= Element data from apps and pages =
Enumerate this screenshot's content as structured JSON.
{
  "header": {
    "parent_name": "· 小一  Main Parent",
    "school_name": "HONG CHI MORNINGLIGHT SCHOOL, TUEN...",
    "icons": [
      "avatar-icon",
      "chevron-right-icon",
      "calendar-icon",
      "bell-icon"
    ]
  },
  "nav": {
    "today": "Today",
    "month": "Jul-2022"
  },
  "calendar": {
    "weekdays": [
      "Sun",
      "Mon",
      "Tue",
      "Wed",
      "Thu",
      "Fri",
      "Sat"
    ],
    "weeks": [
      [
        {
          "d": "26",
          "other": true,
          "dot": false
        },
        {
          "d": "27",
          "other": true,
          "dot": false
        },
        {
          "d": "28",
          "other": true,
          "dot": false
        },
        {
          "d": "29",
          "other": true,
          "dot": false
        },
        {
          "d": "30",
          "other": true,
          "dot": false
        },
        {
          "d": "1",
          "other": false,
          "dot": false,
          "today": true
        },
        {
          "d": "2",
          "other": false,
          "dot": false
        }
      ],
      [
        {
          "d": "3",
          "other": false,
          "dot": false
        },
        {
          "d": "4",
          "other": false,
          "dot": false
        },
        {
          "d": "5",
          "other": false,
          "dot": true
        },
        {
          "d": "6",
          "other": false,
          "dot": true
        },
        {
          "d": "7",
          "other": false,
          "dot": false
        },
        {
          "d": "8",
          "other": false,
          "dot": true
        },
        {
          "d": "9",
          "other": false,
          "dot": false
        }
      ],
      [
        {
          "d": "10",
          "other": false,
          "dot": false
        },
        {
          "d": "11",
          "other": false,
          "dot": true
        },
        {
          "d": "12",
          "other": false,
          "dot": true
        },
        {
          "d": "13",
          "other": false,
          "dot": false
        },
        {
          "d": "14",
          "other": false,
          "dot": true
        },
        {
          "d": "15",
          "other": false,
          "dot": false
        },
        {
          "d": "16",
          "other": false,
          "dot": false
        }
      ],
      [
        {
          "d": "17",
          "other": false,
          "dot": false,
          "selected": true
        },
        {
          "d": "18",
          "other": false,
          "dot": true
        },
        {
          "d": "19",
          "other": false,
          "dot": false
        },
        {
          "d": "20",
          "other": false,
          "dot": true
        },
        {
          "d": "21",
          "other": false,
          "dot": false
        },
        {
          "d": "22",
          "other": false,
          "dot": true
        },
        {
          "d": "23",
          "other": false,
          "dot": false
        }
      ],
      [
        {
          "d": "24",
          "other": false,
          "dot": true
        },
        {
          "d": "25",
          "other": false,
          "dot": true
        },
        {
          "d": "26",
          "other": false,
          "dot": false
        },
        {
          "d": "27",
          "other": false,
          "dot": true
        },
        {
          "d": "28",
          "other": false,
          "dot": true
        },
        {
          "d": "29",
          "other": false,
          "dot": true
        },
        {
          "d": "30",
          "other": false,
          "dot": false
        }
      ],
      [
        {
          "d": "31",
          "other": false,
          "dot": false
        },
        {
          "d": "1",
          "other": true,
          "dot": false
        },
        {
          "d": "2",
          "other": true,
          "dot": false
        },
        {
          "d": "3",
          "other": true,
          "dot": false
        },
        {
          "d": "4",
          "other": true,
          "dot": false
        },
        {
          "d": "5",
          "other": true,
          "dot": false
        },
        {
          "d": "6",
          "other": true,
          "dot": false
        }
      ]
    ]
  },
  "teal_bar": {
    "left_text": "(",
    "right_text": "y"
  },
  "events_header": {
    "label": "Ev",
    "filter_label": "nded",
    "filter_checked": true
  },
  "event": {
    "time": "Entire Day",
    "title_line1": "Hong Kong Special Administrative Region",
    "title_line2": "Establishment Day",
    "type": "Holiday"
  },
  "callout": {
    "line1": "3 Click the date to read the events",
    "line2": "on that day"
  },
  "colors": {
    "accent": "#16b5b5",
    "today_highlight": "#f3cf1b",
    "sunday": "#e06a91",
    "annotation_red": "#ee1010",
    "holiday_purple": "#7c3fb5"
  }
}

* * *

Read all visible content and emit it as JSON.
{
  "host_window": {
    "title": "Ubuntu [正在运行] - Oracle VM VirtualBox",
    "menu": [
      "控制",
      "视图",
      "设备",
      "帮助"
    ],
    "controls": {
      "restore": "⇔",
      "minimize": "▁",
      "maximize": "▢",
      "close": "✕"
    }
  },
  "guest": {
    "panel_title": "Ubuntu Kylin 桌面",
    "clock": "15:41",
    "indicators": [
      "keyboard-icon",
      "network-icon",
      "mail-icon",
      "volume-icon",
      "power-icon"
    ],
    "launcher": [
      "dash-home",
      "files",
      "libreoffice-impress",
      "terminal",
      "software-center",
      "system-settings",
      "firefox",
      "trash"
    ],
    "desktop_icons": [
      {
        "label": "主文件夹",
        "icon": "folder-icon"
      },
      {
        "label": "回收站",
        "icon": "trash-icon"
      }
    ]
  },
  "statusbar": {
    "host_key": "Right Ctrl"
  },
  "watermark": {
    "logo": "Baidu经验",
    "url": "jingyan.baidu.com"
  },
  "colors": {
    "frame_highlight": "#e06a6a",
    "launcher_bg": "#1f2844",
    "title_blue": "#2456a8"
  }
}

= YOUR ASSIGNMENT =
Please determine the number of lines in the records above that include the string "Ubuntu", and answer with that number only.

= SOLUTION TO THE EXERCISE =
2